The Seat people loved that I was taking pictures
of them and were all waving

Artisan-made shoes

Some dish from Galicia

The famous Mediterranean diet


Octopus, my favorite.  That's what I
had for lunch

Friday, May 2, 2014

Festa Major -- Community Spirit

The ads started recently.  This year’s festa major (main festival) was going to be ten days long and have 200 activities.  And I thought to myself, “Geez, can’t these people think of anything else except partying?”

It was day one and I was walking towards the Rambla to do my errands.  I found the streets closed off to cars and the children’s parade underway.  It was cute as can be and there I was without my camera.  So I ran back home to get it and devoted the next hour to trying to capture how splendid it was that over 1000 children, from most, if not all the schools in Figueres, were costumed and parading through the streets, accompanied by homemade floats pulled by farmers driving their tractors.  Anyone not in the parade was standing on the sidewalks admiring and cheering and clapping along with the music that was blasting through loudspeakers placed all along the route.  My photos didn’t come close to doing them justice.  I need to practice the art of elbowing your way through a crowd to get to the front.  And probably other techniques too.
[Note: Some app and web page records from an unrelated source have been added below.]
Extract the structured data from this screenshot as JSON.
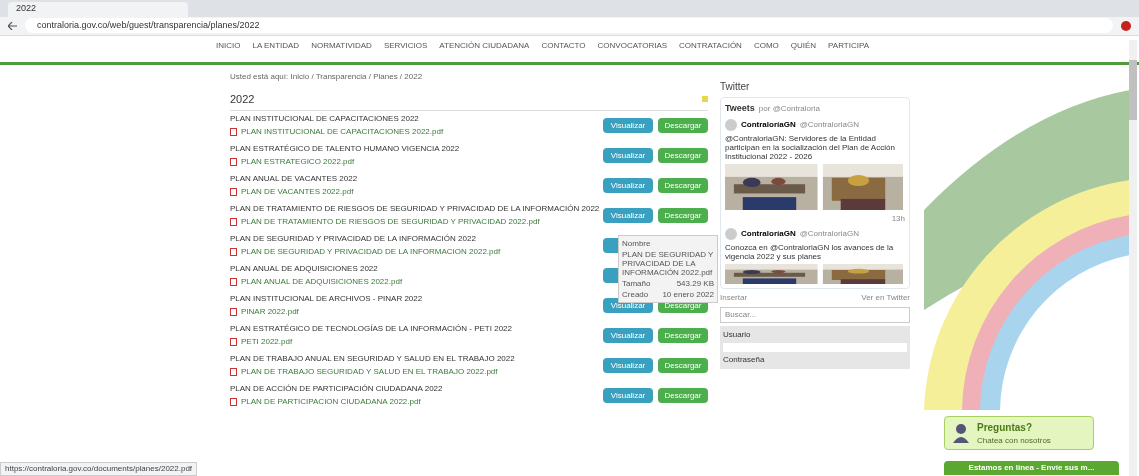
{
  "browser": {
    "tab_title": "2022",
    "url": "contraloria.gov.co/web/guest/transparencia/planes/2022",
    "status_url": "https://contraloria.gov.co/documents/planes/2022.pdf"
  },
  "nav": {
    "items": [
      "INICIO",
      "LA ENTIDAD",
      "NORMATIVIDAD",
      "SERVICIOS",
      "ATENCIÓN CIUDADANA",
      "CONTACTO",
      "CONVOCATORIAS",
      "CONTRATACIÓN",
      "COMO",
      "QUIÉN",
      "PARTICIPA"
    ]
  },
  "breadcrumb": "Usted está aquí: Inicio / Transparencia / Planes / 2022",
  "folder": {
    "title": "2022",
    "rows": [
      {
        "title": "PLAN INSTITUCIONAL DE CAPACITACIONES 2022",
        "file": "PLAN INSTITUCIONAL DE CAPACITACIONES 2022.pdf",
        "covered": false,
        "view_label": "Visualizar",
        "download_label": "Descargar"
      },
      {
        "title": "PLAN ESTRATÉGICO DE TALENTO HUMANO VIGENCIA 2022",
        "file": "PLAN ESTRATEGICO 2022.pdf",
        "covered": false,
        "view_label": "Visualizar",
        "download_label": "Descargar"
      },
      {
        "title": "PLAN ANUAL DE VACANTES 2022",
        "file": "PLAN DE VACANTES 2022.pdf",
        "covered": false,
        "view_label": "Visualizar",
        "download_label": "Descargar"
      },
      {
        "title": "PLAN DE TRATAMIENTO DE RIESGOS DE SEGURIDAD Y PRIVACIDAD DE LA INFORMACIÓN 2022",
        "file": "PLAN DE TRATAMIENTO DE RIESGOS DE SEGURIDAD Y PRIVACIDAD 2022.pdf",
        "covered": false,
        "view_label": "Visualizar",
        "download_label": "Descargar"
      },
      {
        "title": "PLAN DE SEGURIDAD Y PRIVACIDAD DE LA INFORMACIÓN 2022",
        "file": "PLAN DE SEGURIDAD Y PRIVACIDAD DE LA INFORMACION 2022.pdf",
        "covered": true
      },
      {
        "title": "PLAN ANUAL DE ADQUISICIONES 2022",
        "file": "PLAN ANUAL DE ADQUISICIONES 2022.pdf",
        "covered": true
      },
      {
        "title": "PLAN INSTITUCIONAL DE ARCHIVOS - PINAR 2022",
        "file": "PINAR 2022.pdf",
        "covered": false,
        "view_label": "Visualizar",
        "download_label": "Descargar"
      },
      {
        "title": "PLAN ESTRATÉGICO DE TECNOLOGÍAS DE LA INFORMACIÓN - PETI 2022",
        "file": "PETI 2022.pdf",
        "covered": false,
        "view_label": "Visualizar",
        "download_label": "Descargar"
      },
      {
        "title": "PLAN DE TRABAJO ANUAL EN SEGURIDAD Y SALUD EN EL TRABAJO 2022",
        "file": "PLAN DE TRABAJO SEGURIDAD Y SALUD EN EL TRABAJO 2022.pdf",
        "covered": false,
        "view_label": "Visualizar",
        "download_label": "Descargar"
      },
      {
        "title": "PLAN DE ACCIÓN DE PARTICIPACIÓN CIUDADANA 2022",
        "file": "PLAN DE PARTICIPACION CIUDADANA 2022.pdf",
        "covered": false,
        "view_label": "Visualizar",
        "download_label": "Descargar"
      }
    ]
  },
  "tooltip": {
    "heading": "Nombre",
    "name": "PLAN DE SEGURIDAD Y PRIVACIDAD DE LA INFORMACIÓN 2022.pdf",
    "size_label": "Tamaño",
    "size": "543.29 KB",
    "date_label": "Creado",
    "date": "10 enero 2022"
  },
  "twitter": {
    "title": "Twitter",
    "header": "Tweets",
    "by": "por @Contraloria",
    "tweets": [
      {
        "name": "ContraloríaGN",
        "handle": "@ContraloriaGN",
        "text": "@ContraloriaGN: Servidores de la Entidad participan en la socialización del Plan de Acción Institucional 2022 - 2026",
        "time": "13h"
      },
      {
        "name": "ContraloríaGN",
        "handle": "@ContraloriaGN",
        "text": "Conozca en @ContraloriaGN los avances de la vigencia 2022 y sus planes"
      }
    ],
    "embed": "Insertar",
    "view_on": "Ver en Twitter"
  },
  "search": {
    "placeholder": "Buscar..."
  },
  "login": {
    "user_label": "Usuario",
    "password_label": "Contraseña"
  },
  "chat": {
    "title": "Preguntas?",
    "subtitle": "Chatea con nosotros",
    "bar": "Estamos en línea - Envíe sus m..."
  }
}
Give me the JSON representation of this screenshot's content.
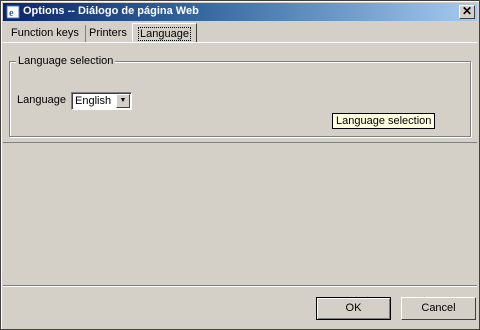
{
  "window": {
    "title": "Options -- Diálogo de página Web",
    "close_symbol": "✕"
  },
  "tabs": [
    {
      "label": "Function keys"
    },
    {
      "label": "Printers"
    },
    {
      "label": "Language"
    }
  ],
  "group": {
    "legend": "Language selection",
    "field_label": "Language",
    "select_value": "English",
    "select_arrow": "▼"
  },
  "tooltip": "Language selection",
  "buttons": {
    "ok": "OK",
    "cancel": "Cancel"
  },
  "icons": {
    "app": "ie-icon"
  }
}
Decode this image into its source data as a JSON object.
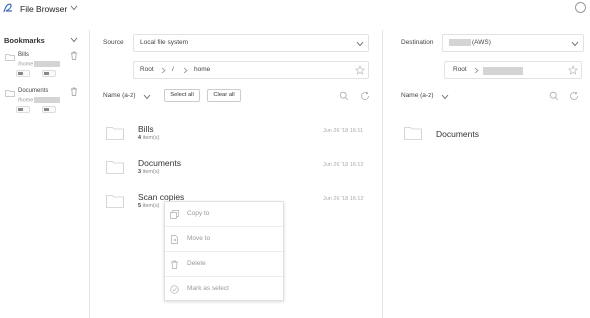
{
  "app": {
    "title": "File Browser"
  },
  "bookmarks": {
    "title": "Bookmarks",
    "items": [
      {
        "name": "Bills",
        "path": "/home"
      },
      {
        "name": "Documents",
        "path": "/home"
      }
    ]
  },
  "source": {
    "label": "Source",
    "selected": "Local file system",
    "breadcrumb": [
      "Root",
      "/",
      "home"
    ],
    "sort_label": "Name (a-z)",
    "select_all_label": "Select all",
    "clear_all_label": "Clear all",
    "items": [
      {
        "name": "Bills",
        "count": "4",
        "count_suffix": " item(s)",
        "date": "Jun 26 '18 16:11"
      },
      {
        "name": "Documents",
        "count": "3",
        "count_suffix": " item(s)",
        "date": "Jun 26 '18 16:12"
      },
      {
        "name": "Scan copies",
        "count": "5",
        "count_suffix": " item(s)",
        "date": "Jun 26 '18 16:12"
      }
    ]
  },
  "destination": {
    "label": "Destination",
    "selected_suffix": "(AWS)",
    "breadcrumb_root": "Root",
    "sort_label": "Name (a-z)",
    "items": [
      {
        "name": "Documents"
      }
    ]
  },
  "context_menu": {
    "items": [
      {
        "label": "Copy to",
        "icon": "copy-icon"
      },
      {
        "label": "Move to",
        "icon": "move-icon"
      },
      {
        "label": "Delete",
        "icon": "trash-icon"
      },
      {
        "label": "Mark as select",
        "icon": "check-circle-icon"
      }
    ]
  },
  "colors": {
    "folder": "#cfcfcf",
    "logo_accent": "#3a6fb0",
    "redaction": "#d4d4d4",
    "border": "#e2e2e2"
  }
}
People here do like to party.  But they also like to take part in their community.  Festes include some professional entertainment, but they also benefit from a tremendous amount of citizen participation.  This is true at all the festes, from the smallest villages to Barcelona the capital.

Sardanes (the Catalan national dance) are scheduled three different times during the festa, danced in front of the city hall that has been decorated for the party.  I’ve already attended two of these and have danced both times.  While I’m dancing, I feel part of the community -- a feeling that unfortunately ends abruptly when the dancing does.